### [Task prompt]
In the listing below, count the lines containing the string "Your" and state only the number.

++++ Extracted material

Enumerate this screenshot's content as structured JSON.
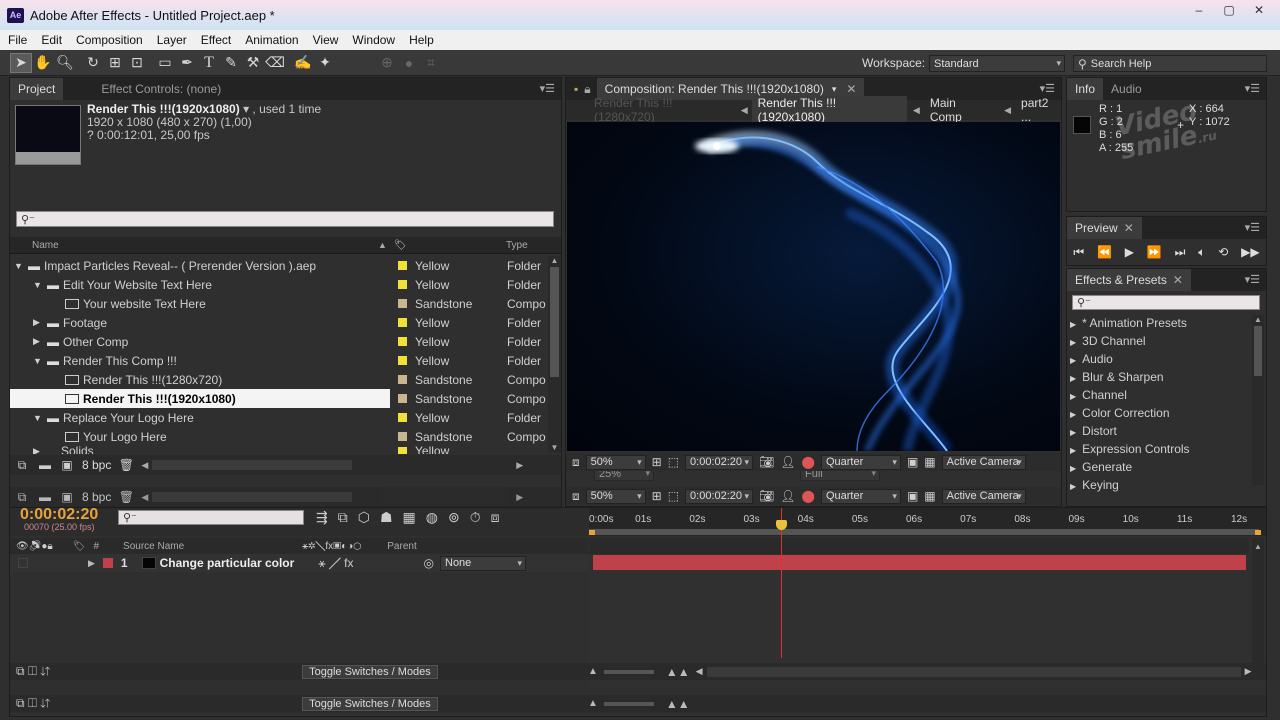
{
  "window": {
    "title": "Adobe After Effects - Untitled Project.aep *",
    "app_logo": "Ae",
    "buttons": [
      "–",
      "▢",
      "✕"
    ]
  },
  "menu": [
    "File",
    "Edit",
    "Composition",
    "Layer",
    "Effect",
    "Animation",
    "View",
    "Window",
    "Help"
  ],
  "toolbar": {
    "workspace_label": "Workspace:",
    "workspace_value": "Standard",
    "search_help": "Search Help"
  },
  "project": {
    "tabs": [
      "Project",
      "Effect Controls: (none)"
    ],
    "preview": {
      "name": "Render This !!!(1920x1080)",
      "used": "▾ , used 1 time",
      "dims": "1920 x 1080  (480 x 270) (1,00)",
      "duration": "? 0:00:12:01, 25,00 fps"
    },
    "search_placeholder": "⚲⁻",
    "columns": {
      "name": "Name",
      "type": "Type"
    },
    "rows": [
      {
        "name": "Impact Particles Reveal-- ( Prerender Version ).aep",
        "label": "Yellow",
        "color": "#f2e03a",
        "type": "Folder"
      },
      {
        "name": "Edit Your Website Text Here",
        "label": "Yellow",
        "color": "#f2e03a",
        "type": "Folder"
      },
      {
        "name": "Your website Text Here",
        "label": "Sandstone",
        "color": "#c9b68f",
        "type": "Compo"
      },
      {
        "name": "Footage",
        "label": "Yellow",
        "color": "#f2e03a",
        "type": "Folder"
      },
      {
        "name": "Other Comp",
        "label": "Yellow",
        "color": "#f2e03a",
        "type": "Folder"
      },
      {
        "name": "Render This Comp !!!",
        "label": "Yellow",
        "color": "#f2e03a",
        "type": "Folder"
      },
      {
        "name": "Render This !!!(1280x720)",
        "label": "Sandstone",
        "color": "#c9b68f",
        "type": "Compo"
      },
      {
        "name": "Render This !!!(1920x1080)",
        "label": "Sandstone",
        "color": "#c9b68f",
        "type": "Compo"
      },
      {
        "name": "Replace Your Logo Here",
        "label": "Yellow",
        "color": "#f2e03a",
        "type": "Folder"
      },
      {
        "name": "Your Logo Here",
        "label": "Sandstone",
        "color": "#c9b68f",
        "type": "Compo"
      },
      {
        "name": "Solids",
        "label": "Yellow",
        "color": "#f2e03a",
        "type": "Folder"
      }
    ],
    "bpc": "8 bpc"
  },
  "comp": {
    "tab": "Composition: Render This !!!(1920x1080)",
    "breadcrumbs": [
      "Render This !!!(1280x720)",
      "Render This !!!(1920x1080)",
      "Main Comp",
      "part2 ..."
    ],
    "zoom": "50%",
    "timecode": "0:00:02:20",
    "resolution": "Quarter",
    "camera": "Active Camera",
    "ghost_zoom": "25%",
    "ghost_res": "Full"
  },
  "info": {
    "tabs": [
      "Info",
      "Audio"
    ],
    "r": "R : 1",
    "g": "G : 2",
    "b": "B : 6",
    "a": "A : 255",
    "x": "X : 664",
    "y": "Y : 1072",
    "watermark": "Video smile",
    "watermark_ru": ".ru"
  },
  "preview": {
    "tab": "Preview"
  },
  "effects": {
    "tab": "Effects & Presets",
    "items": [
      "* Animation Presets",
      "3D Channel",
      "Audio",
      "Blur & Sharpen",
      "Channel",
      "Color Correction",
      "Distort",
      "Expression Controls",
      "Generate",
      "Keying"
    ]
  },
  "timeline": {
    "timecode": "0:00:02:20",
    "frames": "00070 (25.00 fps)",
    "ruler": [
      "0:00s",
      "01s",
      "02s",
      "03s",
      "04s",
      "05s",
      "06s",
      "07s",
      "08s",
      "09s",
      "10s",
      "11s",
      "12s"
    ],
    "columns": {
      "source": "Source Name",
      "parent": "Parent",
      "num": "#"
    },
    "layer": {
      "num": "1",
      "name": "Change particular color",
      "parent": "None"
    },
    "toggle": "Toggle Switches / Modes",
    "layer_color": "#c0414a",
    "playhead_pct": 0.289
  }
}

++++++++

### [Output for this task]
4